The E-P3 renders excellent colors, but it could use some tweaking in its JPEG settings for optimal noise reduction and sharpening.
Without the ability to view the raw files, it's hard to make a judgment about the camera's best noise level, and the E-P3 complicates it by defaulting to what I think is an overly aggressive setting in the JPEGs. The midrange ISO sensitivities here look a little better than in shots taken in the field (see subsequent slides), but I generally wouldn't shoot JPEG beyond ISO 200 with this camera in standard noise reduction, and guesstimate not beyond ISO 800 for raw. On these shots, you can see the detail start to degrade between ISO 400 and 800, and spot the color noise at ISO 1,600.
Here you can see how aggressive the noise suppression is at the camera's default (standard) setting. The low setting displays more grain, but it retains far more detail. I suspect that shooting raw and processing with better noise-reduction software will gain you at least a stop of latitude of grain.
(1/30 sec, f2.0, center-weighted metering, AWB, ISO 800, 12mm lens)
A combination of its tendency to underexpose and a flash without a lot of throw (despite a guide number typical for its class) results in very nicely exposed close-up flash shots. Olympus includes a couple of useful flash options: you can opt to keep a warm white balance when shooting with flash in auto WB, and you can set it specifically to change to flash WB when using flash.
(1/60 sec, f3.5, center-weighted metering, AWB, ISO 200, 14-42mm II lens at 14mm)
Like the noise reduction, the default sharpening seems a bit aggressive to me; this is sharper than I'd like unless I were going straight to print.
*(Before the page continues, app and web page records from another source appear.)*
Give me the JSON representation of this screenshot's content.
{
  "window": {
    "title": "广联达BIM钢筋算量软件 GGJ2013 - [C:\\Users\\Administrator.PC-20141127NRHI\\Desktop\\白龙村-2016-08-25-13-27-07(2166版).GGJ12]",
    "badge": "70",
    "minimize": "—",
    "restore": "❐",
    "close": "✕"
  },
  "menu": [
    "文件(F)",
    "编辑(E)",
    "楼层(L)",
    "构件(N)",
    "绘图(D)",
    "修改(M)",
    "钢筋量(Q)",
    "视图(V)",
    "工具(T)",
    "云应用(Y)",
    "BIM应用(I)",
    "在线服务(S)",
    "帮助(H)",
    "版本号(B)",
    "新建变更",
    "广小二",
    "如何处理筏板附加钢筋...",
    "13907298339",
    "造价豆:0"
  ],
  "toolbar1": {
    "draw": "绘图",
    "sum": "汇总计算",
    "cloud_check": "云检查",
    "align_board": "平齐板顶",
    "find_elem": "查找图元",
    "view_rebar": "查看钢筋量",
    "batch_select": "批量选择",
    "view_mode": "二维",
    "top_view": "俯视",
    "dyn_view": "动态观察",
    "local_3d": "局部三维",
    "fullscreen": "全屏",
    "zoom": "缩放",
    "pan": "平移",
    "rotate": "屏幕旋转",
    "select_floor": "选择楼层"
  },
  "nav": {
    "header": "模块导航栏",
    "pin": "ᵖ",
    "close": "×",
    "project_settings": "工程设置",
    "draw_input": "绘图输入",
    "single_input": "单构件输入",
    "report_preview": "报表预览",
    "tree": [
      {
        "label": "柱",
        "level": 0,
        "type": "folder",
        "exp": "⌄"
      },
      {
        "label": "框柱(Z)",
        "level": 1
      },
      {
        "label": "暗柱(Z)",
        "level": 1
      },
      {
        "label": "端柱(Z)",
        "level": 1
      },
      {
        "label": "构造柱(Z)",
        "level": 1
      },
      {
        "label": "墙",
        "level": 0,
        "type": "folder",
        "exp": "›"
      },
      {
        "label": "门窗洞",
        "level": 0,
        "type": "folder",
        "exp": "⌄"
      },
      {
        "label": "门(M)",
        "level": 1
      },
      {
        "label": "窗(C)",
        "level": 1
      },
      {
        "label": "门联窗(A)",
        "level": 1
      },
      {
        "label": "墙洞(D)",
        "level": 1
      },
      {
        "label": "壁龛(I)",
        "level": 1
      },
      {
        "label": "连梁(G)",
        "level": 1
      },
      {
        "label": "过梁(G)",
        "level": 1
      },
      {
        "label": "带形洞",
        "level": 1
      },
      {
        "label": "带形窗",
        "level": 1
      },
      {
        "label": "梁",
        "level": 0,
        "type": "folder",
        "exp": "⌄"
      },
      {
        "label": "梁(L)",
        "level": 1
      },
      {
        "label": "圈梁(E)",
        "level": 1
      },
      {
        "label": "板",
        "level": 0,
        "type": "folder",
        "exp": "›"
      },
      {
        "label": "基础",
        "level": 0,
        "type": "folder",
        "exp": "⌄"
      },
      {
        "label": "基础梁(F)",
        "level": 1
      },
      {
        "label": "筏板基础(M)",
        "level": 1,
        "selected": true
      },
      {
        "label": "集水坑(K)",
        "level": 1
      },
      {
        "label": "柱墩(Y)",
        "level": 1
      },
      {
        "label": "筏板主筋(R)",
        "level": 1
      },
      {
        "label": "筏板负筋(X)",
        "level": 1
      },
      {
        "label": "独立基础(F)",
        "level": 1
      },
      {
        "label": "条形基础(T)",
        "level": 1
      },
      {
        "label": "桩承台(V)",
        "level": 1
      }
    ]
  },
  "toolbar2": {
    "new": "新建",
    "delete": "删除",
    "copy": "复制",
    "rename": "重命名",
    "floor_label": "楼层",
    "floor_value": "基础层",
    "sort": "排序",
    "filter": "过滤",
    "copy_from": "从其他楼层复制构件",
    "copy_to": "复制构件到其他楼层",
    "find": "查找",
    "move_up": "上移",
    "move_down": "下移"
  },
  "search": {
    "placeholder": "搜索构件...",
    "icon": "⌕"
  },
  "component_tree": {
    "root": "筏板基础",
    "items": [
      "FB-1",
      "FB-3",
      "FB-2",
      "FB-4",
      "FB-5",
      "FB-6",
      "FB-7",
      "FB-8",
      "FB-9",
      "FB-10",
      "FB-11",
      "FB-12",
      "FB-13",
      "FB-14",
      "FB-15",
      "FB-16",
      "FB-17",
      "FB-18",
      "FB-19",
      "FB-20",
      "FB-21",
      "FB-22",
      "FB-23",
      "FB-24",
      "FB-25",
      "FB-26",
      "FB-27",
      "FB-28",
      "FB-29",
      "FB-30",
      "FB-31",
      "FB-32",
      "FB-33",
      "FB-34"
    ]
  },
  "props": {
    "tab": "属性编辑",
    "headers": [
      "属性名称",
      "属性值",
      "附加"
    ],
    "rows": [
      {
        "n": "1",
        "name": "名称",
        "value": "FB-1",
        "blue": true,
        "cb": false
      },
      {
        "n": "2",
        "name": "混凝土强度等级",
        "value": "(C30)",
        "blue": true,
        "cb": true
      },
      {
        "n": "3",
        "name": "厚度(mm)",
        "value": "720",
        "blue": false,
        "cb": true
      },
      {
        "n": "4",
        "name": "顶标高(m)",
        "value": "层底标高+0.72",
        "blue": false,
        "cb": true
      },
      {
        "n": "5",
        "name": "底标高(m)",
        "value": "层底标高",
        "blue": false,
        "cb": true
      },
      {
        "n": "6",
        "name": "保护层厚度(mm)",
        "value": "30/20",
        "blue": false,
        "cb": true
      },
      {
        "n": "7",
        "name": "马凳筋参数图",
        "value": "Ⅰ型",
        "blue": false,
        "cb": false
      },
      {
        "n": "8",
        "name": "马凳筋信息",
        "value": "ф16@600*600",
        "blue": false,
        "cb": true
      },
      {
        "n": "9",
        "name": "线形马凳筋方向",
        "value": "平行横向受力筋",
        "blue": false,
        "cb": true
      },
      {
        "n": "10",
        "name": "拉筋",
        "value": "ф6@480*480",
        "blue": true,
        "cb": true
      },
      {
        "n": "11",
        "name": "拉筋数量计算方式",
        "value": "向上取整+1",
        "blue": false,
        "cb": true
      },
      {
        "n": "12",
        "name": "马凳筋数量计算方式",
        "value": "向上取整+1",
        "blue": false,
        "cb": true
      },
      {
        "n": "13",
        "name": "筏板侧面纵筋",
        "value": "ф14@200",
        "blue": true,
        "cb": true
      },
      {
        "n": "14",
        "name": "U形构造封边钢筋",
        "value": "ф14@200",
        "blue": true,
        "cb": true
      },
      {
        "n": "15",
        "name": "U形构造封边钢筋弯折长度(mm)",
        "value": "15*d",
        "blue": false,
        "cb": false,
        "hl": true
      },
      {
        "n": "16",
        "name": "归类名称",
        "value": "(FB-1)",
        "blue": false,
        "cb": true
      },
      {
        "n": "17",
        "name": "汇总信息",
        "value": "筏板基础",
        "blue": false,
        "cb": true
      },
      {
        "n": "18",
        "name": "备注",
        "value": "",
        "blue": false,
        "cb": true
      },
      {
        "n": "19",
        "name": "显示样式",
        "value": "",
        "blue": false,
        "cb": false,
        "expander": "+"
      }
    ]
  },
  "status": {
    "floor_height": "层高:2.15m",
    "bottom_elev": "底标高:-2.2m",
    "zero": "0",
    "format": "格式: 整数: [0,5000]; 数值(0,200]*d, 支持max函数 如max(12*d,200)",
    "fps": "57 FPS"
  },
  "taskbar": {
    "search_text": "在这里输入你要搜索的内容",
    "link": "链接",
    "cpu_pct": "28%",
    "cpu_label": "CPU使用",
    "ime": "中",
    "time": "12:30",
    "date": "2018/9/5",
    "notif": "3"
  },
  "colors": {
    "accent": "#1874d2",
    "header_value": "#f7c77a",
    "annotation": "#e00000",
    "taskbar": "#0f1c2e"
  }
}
It's a very consumer look that doesn't belong in a camera of this class.
(1/160 sec, f7.1, +0.3 exposure, spot metering, AWB, ISO 200, standard NR, 14-42mm lens at 30mm)